Sitting with the companions on the morning of October 31st, (1949) Baba explained to them about begging in Benares and other places:
We have to beg only for food and not for anything else. Food includes everything – cooked or raw, liquid or solid – anything and everything. While begging we should not ask for anything special. Dr. Ghani should not say “Give me mutton,” and Dr. Nilu should not ask for milk or barfi (fudge). You ought only to say, “Please give bhiksha (alms).” How to beg and what to beg for, I will instruct you fully at Benares.
If people offer clothing, accept it, but do not ask for it. You cannot accept money under any circumstances. Although the conditions say that food and clothing can be accepted, ask only for food and not for clothing. Food or clothing, when given, should be first brought and placed before me.
Do not accept anything else such as cigarettes, shoes, hat, cap, pen, pencil, stationery, brass or copper pots. Readymade and unstitched clothing can be accepted such as ghongadi (rough blankets), socks, rugs and shawls. In this category, chaddars (bedspreads) and bedsheets must not be accepted. This much we decide today. Detailed instructions will be given at Benares.
In the afternoon, (November 2, 1949) again referring to begging, Baba further elaborated, “We are not to accept any living animal such as a cow, bullock or water buffalo, if given while living a begging life. This is possible, since Hindus very often give away animals such as cows to sadhus and yogis. And putting us in that category, they may perhaps treat us that way. Fodder, rope and iron shoes for bullocks can be accepted if offered without being asked for. We have to ask only for food, for us and the animals.
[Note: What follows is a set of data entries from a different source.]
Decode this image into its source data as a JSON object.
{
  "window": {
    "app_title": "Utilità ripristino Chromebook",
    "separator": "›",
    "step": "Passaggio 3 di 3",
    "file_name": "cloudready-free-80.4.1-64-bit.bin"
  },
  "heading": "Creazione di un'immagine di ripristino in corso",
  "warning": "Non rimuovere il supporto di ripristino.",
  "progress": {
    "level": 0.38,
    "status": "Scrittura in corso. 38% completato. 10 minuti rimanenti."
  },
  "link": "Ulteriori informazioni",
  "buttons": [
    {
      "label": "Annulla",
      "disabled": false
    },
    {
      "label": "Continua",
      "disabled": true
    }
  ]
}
“Do not ask for anything else, but accept ready-made clothes, blankets and shawls if offered voluntarily. What we decide today stands for good. Animals offered voluntarily must be refused, but while thus refusing, you can say that if a white horse is given, you would accept it.”
Lord Meher, American ed., Bhau Kalchuri, Vol. 10, p. 3467 & p. 3472.
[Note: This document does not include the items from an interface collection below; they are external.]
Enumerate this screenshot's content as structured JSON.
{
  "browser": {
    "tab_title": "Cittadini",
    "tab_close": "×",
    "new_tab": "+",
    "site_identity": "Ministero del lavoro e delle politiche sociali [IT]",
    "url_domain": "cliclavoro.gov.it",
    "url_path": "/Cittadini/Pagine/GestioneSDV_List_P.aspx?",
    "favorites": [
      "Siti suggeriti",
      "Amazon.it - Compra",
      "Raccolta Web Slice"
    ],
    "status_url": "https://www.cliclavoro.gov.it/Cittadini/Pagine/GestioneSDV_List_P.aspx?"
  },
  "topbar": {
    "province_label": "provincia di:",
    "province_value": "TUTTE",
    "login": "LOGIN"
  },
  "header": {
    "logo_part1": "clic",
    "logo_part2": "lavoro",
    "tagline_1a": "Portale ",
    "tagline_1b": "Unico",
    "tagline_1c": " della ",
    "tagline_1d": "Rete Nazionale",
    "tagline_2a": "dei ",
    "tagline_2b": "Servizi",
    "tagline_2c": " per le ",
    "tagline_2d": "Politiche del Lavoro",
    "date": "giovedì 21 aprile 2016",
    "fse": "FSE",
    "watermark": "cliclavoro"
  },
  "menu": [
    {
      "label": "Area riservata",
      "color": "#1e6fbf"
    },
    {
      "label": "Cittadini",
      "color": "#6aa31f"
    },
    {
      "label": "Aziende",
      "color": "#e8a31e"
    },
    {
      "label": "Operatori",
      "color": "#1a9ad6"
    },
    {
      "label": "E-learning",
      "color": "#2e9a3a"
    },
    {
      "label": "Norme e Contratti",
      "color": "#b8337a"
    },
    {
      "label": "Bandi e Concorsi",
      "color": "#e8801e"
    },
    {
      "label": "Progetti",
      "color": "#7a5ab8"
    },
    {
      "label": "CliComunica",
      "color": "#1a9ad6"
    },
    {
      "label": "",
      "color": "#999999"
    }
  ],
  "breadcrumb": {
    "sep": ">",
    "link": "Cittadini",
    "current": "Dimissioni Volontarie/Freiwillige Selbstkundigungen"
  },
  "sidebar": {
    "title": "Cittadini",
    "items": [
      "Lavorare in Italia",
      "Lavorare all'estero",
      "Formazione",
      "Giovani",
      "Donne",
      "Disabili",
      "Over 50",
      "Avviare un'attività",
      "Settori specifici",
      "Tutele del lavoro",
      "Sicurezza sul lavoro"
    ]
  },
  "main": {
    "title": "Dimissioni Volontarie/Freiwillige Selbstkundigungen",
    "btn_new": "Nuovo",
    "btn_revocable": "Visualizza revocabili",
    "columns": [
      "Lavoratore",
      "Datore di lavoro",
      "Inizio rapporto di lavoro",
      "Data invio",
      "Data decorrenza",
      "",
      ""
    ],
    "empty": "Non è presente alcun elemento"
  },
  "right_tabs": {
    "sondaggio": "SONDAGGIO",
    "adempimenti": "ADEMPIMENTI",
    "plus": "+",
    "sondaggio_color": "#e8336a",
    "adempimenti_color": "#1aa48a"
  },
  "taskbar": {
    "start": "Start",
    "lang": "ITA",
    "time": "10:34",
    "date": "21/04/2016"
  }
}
On October 31, 1949, Dr. Ghani wrote “Nai Zindagi Ka Taranaa” The Song of the New Life.